Your task is to give the entries back exactly, leaving nothing out.

--------------------

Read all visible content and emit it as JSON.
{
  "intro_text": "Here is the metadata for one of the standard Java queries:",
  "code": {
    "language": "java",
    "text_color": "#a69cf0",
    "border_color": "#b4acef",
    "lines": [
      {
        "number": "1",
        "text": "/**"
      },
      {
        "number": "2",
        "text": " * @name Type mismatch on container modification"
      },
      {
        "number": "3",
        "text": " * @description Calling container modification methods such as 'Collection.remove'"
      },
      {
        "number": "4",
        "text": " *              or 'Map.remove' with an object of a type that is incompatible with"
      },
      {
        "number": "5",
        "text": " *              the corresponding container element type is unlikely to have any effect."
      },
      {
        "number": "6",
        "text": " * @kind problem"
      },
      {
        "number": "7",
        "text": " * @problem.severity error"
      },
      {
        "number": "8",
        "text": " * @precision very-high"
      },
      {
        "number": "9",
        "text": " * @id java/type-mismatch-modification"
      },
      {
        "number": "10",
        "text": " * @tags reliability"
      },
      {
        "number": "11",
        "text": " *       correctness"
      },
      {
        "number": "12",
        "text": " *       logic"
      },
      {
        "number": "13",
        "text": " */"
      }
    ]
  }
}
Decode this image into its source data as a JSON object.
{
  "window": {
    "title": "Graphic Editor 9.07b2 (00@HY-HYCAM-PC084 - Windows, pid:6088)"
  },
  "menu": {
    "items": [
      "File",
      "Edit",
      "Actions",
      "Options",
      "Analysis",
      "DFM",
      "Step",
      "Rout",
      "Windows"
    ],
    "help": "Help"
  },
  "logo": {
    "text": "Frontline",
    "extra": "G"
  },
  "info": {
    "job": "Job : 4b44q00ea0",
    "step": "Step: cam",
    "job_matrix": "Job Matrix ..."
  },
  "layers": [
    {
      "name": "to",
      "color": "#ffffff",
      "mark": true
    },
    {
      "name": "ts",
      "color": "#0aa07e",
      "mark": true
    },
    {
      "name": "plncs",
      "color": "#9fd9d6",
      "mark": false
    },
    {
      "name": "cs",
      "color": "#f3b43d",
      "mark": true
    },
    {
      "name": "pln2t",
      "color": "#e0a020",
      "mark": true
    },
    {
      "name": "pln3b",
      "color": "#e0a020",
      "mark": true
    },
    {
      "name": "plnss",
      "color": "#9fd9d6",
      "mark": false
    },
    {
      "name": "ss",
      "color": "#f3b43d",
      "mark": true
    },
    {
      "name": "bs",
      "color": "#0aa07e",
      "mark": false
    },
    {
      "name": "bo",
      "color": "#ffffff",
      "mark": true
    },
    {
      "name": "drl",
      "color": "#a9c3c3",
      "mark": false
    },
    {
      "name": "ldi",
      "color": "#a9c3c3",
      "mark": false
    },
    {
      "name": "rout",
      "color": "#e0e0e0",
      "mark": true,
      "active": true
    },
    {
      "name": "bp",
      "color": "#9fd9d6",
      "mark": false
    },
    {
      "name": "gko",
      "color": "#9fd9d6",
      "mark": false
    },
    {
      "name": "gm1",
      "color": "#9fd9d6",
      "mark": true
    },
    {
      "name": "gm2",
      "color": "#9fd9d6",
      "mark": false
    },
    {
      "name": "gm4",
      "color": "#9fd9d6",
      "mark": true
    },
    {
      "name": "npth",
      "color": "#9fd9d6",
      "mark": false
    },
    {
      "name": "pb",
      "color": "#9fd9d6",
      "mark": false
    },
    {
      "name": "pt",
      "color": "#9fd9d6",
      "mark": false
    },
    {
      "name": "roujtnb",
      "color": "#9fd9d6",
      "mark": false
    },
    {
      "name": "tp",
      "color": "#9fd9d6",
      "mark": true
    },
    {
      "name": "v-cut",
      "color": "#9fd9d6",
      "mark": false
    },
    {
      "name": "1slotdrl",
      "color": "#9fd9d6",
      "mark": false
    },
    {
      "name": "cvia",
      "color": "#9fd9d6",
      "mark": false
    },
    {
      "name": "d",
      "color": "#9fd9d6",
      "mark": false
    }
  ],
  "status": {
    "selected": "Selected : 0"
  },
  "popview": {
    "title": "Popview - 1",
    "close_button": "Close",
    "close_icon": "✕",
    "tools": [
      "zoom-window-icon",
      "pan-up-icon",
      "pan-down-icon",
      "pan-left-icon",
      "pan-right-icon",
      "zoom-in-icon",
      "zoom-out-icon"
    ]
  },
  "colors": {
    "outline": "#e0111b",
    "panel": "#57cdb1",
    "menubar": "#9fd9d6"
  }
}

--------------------

EXPECTED ANSWER »
Read all visible content and emit it as JSON.
{
  "intro_text": "Here is the metadata for one of the standard Java queries:",
  "code": {
    "language": "java",
    "text_color": "#a69cf0",
    "border_color": "#b4acef",
    "lines": [
      {
        "number": "1",
        "text": "/**"
      },
      {
        "number": "2",
        "text": " * @name Type mismatch on container modification"
      },
      {
        "number": "3",
        "text": " * @description Calling container modification methods such as 'Collection.remove'"
      },
      {
        "number": "4",
        "text": " *              or 'Map.remove' with an object of a type that is incompatible with"
      },
      {
        "number": "5",
        "text": " *              the corresponding container element type is unlikely to have any effect."
      },
      {
        "number": "6",
        "text": " * @kind problem"
      },
      {
        "number": "7",
        "text": " * @problem.severity error"
      },
      {
        "number": "8",
        "text": " * @precision very-high"
      },
      {
        "number": "9",
        "text": " * @id java/type-mismatch-modification"
      },
      {
        "number": "10",
        "text": " * @tags reliability"
      },
      {
        "number": "11",
        "text": " *       correctness"
      },
      {
        "number": "12",
        "text": " *       logic"
      },
      {
        "number": "13",
        "text": " */"
      }
    ]
  }
}
Decode this image into its source data as a JSON object.
{
  "window": {
    "title": "Graphic Editor 9.07b2 (00@HY-HYCAM-PC084 - Windows, pid:6088)"
  },
  "menu": {
    "items": [
      "File",
      "Edit",
      "Actions",
      "Options",
      "Analysis",
      "DFM",
      "Step",
      "Rout",
      "Windows"
    ],
    "help": "Help"
  },
  "logo": {
    "text": "Frontline",
    "extra": "G"
  },
  "info": {
    "job": "Job : 4b44q00ea0",
    "step": "Step: cam",
    "job_matrix": "Job Matrix ..."
  },
  "layers": [
    {
      "name": "to",
      "color": "#ffffff",
      "mark": true
    },
    {
      "name": "ts",
      "color": "#0aa07e",
      "mark": true
    },
    {
      "name": "plncs",
      "color": "#9fd9d6",
      "mark": false
    },
    {
      "name": "cs",
      "color": "#f3b43d",
      "mark": true
    },
    {
      "name": "pln2t",
      "color": "#e0a020",
      "mark": true
    },
    {
      "name": "pln3b",
      "color": "#e0a020",
      "mark": true
    },
    {
      "name": "plnss",
      "color": "#9fd9d6",
      "mark": false
    },
    {
      "name": "ss",
      "color": "#f3b43d",
      "mark": true
    },
    {
      "name": "bs",
      "color": "#0aa07e",
      "mark": false
    },
    {
      "name": "bo",
      "color": "#ffffff",
      "mark": true
    },
    {
      "name": "drl",
      "color": "#a9c3c3",
      "mark": false
    },
    {
      "name": "ldi",
      "color": "#a9c3c3",
      "mark": false
    },
    {
      "name": "rout",
      "color": "#e0e0e0",
      "mark": true,
      "active": true
    },
    {
      "name": "bp",
      "color": "#9fd9d6",
      "mark": false
    },
    {
      "name": "gko",
      "color": "#9fd9d6",
      "mark": false
    },
    {
      "name": "gm1",
      "color": "#9fd9d6",
      "mark": true
    },
    {
      "name": "gm2",
      "color": "#9fd9d6",
      "mark": false
    },
    {
      "name": "gm4",
      "color": "#9fd9d6",
      "mark": true
    },
    {
      "name": "npth",
      "color": "#9fd9d6",
      "mark": false
    },
    {
      "name": "pb",
      "color": "#9fd9d6",
      "mark": false
    },
    {
      "name": "pt",
      "color": "#9fd9d6",
      "mark": false
    },
    {
      "name": "roujtnb",
      "color": "#9fd9d6",
      "mark": false
    },
    {
      "name": "tp",
      "color": "#9fd9d6",
      "mark": true
    },
    {
      "name": "v-cut",
      "color": "#9fd9d6",
      "mark": false
    },
    {
      "name": "1slotdrl",
      "color": "#9fd9d6",
      "mark": false
    },
    {
      "name": "cvia",
      "color": "#9fd9d6",
      "mark": false
    },
    {
      "name": "d",
      "color": "#9fd9d6",
      "mark": false
    }
  ],
  "status": {
    "selected": "Selected : 0"
  },
  "popview": {
    "title": "Popview - 1",
    "close_button": "Close",
    "close_icon": "✕",
    "tools": [
      "zoom-window-icon",
      "pan-up-icon",
      "pan-down-icon",
      "pan-left-icon",
      "pan-right-icon",
      "zoom-in-icon",
      "zoom-out-icon"
    ]
  },
  "colors": {
    "outline": "#e0111b",
    "panel": "#57cdb1",
    "menubar": "#9fd9d6"
  }
}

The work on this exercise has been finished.